## Your instructions
Work through the entries below and show every line in which "space" is found.

## Given data
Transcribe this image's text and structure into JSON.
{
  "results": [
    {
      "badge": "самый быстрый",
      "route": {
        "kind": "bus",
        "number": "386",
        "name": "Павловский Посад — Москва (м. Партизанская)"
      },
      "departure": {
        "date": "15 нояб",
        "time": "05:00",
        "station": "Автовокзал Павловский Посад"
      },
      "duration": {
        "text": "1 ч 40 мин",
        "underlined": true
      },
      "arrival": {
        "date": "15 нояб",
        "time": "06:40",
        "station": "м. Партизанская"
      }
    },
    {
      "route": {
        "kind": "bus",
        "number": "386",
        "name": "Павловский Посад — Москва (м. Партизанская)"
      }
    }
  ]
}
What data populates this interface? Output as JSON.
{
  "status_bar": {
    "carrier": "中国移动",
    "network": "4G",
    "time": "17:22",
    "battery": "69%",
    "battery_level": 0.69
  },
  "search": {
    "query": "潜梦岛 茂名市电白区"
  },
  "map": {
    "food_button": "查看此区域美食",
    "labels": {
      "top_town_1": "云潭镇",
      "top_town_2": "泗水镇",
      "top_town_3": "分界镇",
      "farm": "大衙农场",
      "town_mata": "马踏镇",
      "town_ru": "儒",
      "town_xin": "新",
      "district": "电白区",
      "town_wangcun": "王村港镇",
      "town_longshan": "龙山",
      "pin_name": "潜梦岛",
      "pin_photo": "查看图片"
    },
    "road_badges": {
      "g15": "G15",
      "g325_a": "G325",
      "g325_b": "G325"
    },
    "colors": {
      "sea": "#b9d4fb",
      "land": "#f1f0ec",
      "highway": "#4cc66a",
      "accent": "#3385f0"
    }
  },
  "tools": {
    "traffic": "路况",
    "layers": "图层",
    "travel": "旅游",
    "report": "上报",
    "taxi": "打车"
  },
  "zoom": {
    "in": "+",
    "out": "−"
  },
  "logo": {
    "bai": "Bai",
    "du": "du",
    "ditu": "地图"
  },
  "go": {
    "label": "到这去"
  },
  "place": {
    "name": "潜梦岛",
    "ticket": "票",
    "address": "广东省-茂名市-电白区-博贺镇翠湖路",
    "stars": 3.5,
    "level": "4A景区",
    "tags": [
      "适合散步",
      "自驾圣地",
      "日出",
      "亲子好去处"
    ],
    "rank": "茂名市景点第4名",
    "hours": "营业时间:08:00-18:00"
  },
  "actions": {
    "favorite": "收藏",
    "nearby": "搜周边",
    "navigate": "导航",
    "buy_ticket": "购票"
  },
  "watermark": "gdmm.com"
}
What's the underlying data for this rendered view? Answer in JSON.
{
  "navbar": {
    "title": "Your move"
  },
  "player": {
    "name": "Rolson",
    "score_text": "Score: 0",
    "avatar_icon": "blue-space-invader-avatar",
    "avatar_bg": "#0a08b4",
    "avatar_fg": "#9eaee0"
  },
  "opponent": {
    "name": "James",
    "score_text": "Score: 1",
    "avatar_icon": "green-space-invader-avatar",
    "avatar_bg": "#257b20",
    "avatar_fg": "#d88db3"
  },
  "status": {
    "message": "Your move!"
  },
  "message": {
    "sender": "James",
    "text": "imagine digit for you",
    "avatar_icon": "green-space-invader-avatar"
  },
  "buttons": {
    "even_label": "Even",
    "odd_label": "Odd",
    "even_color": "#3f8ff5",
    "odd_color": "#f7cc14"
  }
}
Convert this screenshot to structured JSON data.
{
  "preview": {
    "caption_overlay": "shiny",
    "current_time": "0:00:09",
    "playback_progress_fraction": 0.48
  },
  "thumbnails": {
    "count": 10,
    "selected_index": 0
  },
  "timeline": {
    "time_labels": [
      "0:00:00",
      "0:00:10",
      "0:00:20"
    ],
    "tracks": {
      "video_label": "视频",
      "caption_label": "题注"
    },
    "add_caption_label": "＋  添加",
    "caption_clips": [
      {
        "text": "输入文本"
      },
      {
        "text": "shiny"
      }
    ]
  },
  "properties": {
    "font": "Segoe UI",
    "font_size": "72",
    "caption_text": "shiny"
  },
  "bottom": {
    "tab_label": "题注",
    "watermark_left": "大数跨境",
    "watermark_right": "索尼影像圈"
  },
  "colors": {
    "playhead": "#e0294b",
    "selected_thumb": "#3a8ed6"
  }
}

## Solution to the problem
    "avatar_icon": "blue-space-invader-avatar",
    "avatar_icon": "green-space-invader-avatar",
    "avatar_icon": "green-space-invader-avatar"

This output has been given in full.